Skip to main content

Microsoft's Edge May Track Your Private Browsing

Microsoft has taken heat lately for pushing Windows 10 on users of older versions of Windows, and for allegedly using Windows 10 to collect personal information about its users. Now, it appears that Edge, the default Web browser in Windows 10, may be storing browsing history even in its private mode.

This discovery was detailed in an October posting by forensic examiner Ashish Singh in the Forensic Focus trade website. Singh wrote that Edge’s InPrivate mode stored browsing history in the browser’s WebCache file, and used flags that marked whether  normal browsing or InPrivate was used to visit a particular site.

MORE: Windows 10: Full Review

This may be a result of Edge’s use of WebCache data to restore user browsing sessions in the case of a sudden crash, despite the fact that InPrivate browsing sessions should not be logged.

Asked about this situation by The Verge, a Microsoft spokesman said the company "recently became aware of a report that claims InPrivate tabs are not working as designed," adding that "we are committed to resolving this as quickly as possible." 

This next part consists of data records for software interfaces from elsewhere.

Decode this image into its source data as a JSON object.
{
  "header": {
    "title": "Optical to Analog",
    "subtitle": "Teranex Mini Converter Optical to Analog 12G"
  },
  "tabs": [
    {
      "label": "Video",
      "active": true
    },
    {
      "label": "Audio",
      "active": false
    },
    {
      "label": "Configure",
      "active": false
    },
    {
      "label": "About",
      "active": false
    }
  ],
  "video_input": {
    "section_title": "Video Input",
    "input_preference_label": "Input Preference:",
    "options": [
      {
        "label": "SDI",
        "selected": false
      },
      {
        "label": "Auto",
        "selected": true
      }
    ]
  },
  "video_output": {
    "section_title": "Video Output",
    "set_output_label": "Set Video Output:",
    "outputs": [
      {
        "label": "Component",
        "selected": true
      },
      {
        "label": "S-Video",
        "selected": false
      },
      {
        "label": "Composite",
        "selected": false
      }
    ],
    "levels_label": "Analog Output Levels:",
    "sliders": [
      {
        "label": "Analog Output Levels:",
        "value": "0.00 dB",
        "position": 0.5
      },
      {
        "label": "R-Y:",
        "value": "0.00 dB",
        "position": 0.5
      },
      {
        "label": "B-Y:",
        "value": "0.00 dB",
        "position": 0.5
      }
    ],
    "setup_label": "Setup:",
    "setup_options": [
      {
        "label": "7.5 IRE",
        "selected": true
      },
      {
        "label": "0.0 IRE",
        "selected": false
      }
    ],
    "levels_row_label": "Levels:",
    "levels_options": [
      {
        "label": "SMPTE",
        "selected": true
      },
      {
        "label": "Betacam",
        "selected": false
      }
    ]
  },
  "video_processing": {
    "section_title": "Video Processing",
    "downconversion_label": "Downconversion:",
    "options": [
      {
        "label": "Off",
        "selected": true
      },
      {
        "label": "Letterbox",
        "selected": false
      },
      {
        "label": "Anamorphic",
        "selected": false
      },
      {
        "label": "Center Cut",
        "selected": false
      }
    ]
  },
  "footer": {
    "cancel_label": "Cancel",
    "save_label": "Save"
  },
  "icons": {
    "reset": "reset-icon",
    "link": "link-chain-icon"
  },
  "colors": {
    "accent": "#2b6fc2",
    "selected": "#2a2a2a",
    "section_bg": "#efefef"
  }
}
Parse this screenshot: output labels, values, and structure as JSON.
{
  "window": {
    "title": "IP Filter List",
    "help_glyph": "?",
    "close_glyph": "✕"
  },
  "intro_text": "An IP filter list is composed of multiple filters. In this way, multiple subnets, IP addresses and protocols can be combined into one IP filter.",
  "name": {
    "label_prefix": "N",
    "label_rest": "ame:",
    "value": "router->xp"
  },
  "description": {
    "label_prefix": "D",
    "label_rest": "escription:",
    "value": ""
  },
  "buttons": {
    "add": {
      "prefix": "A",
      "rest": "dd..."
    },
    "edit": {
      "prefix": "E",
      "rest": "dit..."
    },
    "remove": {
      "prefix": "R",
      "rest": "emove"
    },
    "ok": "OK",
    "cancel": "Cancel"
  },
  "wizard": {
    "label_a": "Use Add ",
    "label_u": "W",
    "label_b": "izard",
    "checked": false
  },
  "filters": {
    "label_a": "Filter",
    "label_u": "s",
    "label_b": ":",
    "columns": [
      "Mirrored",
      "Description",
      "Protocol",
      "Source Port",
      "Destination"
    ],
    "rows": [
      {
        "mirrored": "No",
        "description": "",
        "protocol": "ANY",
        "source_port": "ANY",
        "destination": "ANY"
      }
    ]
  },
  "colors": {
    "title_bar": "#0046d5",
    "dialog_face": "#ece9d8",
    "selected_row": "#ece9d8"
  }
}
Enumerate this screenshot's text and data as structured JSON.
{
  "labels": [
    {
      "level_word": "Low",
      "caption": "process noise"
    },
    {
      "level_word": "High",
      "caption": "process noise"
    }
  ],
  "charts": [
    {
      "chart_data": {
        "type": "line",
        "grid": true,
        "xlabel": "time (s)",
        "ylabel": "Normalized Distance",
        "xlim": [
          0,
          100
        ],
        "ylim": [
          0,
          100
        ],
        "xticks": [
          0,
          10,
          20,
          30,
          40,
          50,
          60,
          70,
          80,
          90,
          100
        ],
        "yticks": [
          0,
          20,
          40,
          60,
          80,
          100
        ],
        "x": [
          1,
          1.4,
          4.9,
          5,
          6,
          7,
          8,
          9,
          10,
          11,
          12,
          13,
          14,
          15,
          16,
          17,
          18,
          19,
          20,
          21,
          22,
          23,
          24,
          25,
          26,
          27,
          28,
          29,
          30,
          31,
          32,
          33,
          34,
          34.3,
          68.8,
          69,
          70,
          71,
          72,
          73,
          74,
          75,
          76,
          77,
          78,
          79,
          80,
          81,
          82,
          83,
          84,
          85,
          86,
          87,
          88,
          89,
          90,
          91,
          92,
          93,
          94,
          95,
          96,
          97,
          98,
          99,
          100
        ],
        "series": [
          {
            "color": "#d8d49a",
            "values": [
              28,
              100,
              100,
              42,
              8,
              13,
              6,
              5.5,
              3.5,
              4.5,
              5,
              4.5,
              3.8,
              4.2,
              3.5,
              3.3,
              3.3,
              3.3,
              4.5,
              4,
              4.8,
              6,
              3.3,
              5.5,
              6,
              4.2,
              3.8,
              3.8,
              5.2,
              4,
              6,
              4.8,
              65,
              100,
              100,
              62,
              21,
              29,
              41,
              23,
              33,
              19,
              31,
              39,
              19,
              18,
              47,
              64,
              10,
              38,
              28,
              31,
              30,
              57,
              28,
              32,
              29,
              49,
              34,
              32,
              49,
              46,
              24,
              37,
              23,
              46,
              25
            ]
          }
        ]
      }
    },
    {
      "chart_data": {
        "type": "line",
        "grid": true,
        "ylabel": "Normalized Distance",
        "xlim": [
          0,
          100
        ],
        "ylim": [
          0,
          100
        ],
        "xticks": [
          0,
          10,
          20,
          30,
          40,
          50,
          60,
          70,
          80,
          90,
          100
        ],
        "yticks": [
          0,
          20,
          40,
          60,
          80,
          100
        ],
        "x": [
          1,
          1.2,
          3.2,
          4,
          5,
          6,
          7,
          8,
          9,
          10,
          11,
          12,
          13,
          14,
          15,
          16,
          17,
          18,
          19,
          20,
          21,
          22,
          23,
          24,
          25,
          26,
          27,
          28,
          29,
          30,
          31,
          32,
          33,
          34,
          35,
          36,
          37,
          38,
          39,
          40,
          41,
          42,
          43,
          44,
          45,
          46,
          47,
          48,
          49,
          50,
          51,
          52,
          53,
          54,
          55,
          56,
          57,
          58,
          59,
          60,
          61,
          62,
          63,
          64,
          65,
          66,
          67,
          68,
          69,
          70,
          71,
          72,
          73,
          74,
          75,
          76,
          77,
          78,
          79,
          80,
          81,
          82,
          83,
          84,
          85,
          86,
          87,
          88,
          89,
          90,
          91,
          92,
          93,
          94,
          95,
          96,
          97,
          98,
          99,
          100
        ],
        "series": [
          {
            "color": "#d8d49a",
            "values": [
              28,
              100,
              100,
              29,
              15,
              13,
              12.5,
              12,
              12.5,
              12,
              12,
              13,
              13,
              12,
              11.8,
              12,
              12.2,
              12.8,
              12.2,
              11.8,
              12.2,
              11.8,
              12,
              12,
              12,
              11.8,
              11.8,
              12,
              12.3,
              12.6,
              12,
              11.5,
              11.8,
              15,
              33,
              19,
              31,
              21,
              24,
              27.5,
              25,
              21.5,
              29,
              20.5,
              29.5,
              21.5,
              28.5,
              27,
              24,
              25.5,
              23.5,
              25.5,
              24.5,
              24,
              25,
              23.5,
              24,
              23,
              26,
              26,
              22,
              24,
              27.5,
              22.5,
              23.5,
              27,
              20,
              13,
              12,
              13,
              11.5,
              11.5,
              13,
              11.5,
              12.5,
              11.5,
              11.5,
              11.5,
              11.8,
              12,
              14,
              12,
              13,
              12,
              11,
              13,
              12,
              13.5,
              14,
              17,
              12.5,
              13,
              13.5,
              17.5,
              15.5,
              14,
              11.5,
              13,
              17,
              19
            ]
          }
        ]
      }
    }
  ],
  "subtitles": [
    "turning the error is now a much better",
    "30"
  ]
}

For now, if you really want to browse the Web without leaving tracks, you could use Mozilla Firefox or Google Chrome, which have private modes that do not record browsing history. If you want to block Edge entirely, instructions on the Ghacks website show you how.